Many singers and bands are expected to participate this year, affirming through music the city’s Arab identity in the face of relentless Israeli efforts to cleanse the city of its Arab history.
Jerusalem’s cultural identity is more closely connected to the details of daily life than the city’s religious significance. The whole of Palestine and Jerusalem in particular is locked in a constant struggle with Israel’s colonization efforts which seek to erase Palestinian identity and culture from the occupied land.
This year’s festival is scheduled to start in early November and last until December 1. The opening event will be held in Jerusalem before the festival moves on to Ramallah, Bethlehem, Nablus, Hebron, and, for the first time, Gaza.
“Jerusalem is in need of initiatives that help to reinforce the identity of its Palestinian residents, and Arabic music is essential in such efforts,” he explains. “We are facing an occupation even in music. Whoever lives in Jerusalem can always hear Hebrew music blaring in the streets.”
The focus on tarab, a highly evocative style of music that emerged in the early 20th century, was inspired by the festival founders’ appreciation for the importance of this musical tradition.

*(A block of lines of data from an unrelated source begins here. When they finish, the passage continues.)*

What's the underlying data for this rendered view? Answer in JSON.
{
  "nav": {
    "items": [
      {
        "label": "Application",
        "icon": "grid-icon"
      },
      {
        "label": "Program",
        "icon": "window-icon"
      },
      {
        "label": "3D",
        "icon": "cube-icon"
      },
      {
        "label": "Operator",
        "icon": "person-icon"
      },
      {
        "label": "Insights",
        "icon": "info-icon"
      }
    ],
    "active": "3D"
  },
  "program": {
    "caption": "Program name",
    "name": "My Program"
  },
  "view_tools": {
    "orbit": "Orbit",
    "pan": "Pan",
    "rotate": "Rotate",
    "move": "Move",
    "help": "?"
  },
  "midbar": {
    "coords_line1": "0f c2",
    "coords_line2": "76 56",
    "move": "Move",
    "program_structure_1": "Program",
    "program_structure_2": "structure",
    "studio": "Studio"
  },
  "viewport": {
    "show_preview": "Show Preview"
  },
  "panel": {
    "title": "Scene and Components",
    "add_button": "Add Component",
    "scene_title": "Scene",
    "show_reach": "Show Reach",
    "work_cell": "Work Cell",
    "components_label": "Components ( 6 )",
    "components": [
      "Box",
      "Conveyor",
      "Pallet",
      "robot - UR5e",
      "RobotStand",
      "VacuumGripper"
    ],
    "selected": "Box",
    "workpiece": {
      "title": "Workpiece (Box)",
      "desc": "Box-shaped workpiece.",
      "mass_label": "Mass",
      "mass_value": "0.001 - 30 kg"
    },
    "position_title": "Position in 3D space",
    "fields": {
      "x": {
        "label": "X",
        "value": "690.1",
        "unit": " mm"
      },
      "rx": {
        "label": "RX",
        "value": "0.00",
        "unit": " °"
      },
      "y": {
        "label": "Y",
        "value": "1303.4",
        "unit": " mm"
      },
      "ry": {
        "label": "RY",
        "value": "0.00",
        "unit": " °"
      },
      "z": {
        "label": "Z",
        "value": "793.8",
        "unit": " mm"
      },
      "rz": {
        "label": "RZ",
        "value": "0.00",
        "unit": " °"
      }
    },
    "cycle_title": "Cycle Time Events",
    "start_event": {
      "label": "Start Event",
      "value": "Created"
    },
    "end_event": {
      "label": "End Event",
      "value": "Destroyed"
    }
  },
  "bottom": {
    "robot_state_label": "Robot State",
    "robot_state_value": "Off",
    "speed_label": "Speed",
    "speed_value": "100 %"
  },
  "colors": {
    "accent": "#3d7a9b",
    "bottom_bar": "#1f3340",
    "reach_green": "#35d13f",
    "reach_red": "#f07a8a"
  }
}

The festival features both old and new tarab, reaching out to new Palestinian bands that draw on tarab and reinterpret it in their own music.
Unfortunately, this year’s festival will not feature some of the Arab musicians it has in the past, mainly due to complications posed by the Israeli occupation. Some Palestinian bands who reside abroad, such as the Khouri Trio, have been invited to perform.
They will share the stage with other Palestinian performers like Nai al-Barghouthi who will be making her first appearance as a singer after having participated previously as a musician with the conservatory band.
Several Palestinian bands from the 1948 occupied territories will also be taking part, including the Seraj Choir, Watar Ensemble, Dalal Abu Amneh, Ramsis Qassis, and Roseanne Khouri.
Student bands from the Edward Said conservatory, like Maqamat al-Quds, Turath from Ramallah, and the Bethlehem Ensemble will also be appearing.
All Jerusalem performances will be held at the Hakawati Theater before appearing in other Palestinian cities, including the Gaza Music School that is now part of the national conservatory.